_Dataset records:_
▬▬▬▬▬▬▬▬▬▬
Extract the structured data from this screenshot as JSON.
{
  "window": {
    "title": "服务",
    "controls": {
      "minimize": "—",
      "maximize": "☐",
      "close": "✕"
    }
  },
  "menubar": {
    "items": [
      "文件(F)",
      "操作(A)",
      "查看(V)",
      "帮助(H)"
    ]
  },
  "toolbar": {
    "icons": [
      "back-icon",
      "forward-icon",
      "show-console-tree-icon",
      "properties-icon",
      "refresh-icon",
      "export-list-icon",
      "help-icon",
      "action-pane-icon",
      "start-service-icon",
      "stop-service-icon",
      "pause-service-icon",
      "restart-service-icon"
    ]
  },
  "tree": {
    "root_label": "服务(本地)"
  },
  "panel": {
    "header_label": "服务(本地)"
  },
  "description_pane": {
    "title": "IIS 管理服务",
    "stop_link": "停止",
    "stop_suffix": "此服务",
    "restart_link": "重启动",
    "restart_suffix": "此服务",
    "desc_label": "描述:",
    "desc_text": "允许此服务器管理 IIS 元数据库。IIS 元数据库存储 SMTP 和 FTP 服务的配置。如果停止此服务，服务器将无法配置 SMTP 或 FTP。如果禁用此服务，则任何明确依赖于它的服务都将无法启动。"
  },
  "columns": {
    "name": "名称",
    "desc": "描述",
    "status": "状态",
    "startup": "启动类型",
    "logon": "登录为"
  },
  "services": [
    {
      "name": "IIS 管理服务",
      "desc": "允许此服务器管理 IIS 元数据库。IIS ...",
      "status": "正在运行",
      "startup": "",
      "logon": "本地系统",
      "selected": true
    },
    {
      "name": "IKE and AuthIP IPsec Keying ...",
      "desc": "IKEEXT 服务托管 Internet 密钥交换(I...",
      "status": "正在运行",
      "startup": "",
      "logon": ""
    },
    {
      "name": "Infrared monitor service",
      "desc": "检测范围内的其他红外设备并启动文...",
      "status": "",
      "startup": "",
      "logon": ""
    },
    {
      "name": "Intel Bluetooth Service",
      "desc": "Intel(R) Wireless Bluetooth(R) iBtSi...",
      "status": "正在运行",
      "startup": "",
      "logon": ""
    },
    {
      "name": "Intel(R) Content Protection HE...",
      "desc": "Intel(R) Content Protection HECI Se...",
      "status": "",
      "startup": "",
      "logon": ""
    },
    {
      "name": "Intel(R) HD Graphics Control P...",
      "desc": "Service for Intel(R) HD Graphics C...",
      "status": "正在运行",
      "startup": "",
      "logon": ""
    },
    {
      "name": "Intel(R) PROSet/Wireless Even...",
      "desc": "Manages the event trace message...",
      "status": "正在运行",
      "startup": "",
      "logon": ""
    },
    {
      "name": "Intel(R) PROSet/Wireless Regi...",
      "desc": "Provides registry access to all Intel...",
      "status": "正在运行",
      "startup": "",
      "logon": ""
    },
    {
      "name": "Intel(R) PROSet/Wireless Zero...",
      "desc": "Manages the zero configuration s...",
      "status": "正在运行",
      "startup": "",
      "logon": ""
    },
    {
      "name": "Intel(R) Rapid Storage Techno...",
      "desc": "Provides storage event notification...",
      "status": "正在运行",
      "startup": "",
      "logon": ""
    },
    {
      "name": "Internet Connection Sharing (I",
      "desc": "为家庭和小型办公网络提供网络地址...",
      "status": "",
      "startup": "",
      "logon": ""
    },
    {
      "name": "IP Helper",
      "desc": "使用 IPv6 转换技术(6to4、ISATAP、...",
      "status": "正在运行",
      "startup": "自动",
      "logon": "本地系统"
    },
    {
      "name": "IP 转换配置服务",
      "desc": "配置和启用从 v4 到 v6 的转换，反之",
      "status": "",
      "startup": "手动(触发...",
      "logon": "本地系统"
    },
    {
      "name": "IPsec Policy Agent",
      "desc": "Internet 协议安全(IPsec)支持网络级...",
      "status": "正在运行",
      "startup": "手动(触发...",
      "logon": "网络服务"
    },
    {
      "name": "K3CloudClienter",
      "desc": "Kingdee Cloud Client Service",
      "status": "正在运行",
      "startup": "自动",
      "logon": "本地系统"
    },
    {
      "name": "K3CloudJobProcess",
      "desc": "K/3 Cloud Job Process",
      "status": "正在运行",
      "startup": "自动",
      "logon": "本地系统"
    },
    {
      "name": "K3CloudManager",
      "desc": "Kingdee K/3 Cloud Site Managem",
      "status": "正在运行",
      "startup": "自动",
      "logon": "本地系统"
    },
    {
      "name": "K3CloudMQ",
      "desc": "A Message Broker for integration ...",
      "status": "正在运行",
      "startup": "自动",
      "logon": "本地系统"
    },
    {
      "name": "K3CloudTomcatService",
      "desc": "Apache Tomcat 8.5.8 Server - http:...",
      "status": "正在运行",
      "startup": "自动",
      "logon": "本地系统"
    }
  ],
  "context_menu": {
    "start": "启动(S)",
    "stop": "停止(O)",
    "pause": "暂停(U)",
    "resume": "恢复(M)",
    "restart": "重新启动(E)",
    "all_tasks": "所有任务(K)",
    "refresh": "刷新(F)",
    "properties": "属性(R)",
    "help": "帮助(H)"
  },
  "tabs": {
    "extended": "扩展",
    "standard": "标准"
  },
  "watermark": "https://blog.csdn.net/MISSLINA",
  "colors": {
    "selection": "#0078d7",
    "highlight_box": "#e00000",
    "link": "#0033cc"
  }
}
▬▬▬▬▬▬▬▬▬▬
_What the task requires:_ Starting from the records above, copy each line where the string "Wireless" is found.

_Reply:_
      "desc": "Intel(R) Wireless Bluetooth(R) iBtSi...",
      "name": "Intel(R) PROSet/Wireless Even...",
      "name": "Intel(R) PROSet/Wireless Regi...",
      "name": "Intel(R) PROSet/Wireless Zero...",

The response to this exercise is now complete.